From the entries below, copy each line in which the word "phẩm" occurs.

Records from a dataset:
=-=-=-=-=

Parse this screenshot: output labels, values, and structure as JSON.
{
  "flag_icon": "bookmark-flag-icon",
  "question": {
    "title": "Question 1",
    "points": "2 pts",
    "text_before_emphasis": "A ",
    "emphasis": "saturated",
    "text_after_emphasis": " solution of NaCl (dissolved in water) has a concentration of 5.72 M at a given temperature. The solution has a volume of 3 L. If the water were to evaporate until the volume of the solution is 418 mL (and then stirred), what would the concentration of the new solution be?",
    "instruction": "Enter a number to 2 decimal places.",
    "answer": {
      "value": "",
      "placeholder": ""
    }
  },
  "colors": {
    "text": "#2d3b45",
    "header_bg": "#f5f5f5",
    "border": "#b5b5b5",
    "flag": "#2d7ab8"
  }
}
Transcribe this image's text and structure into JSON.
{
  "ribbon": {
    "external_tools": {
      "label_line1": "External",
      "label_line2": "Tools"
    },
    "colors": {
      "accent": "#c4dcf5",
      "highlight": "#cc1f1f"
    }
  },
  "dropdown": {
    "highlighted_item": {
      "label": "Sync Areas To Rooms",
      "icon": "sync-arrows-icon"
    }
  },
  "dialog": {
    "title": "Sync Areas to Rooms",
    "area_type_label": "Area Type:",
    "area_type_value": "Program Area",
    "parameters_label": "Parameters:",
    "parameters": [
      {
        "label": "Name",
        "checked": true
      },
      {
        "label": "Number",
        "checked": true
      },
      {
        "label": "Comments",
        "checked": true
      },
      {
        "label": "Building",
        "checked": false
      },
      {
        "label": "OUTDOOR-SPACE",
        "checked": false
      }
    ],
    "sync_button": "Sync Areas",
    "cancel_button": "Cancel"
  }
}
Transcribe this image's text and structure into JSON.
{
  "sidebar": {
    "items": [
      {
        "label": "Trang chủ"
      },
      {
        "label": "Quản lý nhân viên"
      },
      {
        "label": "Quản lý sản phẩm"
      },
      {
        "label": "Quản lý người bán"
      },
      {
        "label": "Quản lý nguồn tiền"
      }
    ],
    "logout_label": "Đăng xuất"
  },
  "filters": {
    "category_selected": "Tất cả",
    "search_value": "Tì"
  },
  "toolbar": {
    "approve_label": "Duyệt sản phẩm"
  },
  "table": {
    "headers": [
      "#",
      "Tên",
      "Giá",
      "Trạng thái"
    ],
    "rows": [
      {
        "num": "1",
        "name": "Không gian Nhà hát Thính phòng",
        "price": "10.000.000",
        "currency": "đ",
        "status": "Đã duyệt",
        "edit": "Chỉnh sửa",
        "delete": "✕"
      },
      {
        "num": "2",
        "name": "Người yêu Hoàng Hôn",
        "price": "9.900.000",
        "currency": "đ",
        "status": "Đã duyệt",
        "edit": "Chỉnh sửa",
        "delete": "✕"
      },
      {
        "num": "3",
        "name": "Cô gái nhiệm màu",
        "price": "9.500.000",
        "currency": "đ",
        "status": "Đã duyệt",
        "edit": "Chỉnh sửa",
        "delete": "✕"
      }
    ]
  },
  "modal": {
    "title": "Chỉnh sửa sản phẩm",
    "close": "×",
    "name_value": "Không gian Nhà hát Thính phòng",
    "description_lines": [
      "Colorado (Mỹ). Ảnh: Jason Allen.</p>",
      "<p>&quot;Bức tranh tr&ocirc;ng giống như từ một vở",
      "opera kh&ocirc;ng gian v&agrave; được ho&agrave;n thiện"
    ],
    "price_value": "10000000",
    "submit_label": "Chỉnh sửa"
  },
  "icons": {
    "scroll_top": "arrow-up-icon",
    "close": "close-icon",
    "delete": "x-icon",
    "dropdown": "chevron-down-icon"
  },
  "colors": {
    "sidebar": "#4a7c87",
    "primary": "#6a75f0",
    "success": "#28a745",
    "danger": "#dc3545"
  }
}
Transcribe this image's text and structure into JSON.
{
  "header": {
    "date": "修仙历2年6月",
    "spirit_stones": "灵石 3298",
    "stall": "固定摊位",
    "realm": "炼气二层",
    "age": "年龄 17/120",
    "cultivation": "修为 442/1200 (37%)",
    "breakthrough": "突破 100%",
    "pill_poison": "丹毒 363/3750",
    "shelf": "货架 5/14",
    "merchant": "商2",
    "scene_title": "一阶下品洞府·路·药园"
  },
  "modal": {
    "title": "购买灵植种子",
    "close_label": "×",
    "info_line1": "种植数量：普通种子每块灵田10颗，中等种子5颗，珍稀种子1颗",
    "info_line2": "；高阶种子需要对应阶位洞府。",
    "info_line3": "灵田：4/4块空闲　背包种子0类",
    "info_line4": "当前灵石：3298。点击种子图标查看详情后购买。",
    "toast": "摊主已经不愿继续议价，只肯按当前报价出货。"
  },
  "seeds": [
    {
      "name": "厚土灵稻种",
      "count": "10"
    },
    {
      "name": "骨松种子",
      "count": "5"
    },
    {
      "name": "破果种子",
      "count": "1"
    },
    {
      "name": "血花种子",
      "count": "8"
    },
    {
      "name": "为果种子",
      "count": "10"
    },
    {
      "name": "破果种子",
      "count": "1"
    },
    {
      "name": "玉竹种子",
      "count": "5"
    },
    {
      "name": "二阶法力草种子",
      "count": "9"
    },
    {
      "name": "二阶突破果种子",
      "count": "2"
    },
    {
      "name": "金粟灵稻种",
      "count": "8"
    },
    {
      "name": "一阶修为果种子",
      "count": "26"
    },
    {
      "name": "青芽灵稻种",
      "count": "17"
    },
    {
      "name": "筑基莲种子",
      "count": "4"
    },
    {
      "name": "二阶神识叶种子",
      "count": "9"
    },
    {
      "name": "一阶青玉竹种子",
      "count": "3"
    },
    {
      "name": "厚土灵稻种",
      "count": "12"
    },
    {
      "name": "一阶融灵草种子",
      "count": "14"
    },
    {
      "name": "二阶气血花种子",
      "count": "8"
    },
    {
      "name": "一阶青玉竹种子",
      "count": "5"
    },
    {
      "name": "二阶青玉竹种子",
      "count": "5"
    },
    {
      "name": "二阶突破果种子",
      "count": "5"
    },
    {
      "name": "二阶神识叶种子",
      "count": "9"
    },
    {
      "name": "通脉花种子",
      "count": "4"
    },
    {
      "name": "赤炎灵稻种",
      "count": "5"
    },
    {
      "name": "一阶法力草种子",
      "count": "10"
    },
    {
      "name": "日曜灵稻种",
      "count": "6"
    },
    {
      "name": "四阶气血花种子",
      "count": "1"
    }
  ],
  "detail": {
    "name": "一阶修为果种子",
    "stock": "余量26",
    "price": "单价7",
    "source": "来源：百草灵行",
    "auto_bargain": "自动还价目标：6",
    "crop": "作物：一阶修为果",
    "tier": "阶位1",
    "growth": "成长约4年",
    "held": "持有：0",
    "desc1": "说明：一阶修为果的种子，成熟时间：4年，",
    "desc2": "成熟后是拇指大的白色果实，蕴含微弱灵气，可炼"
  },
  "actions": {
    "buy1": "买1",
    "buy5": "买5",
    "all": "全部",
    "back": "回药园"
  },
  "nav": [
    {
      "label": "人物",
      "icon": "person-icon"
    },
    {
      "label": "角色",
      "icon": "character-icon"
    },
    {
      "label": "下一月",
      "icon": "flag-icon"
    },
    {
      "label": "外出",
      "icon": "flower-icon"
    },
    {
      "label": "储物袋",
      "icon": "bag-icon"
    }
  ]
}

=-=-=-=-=

--- Completed exercise ---
        "label": "Quản lý sản phẩm"
    "approve_label": "Duyệt sản phẩm"
    "title": "Chỉnh sửa sản phẩm",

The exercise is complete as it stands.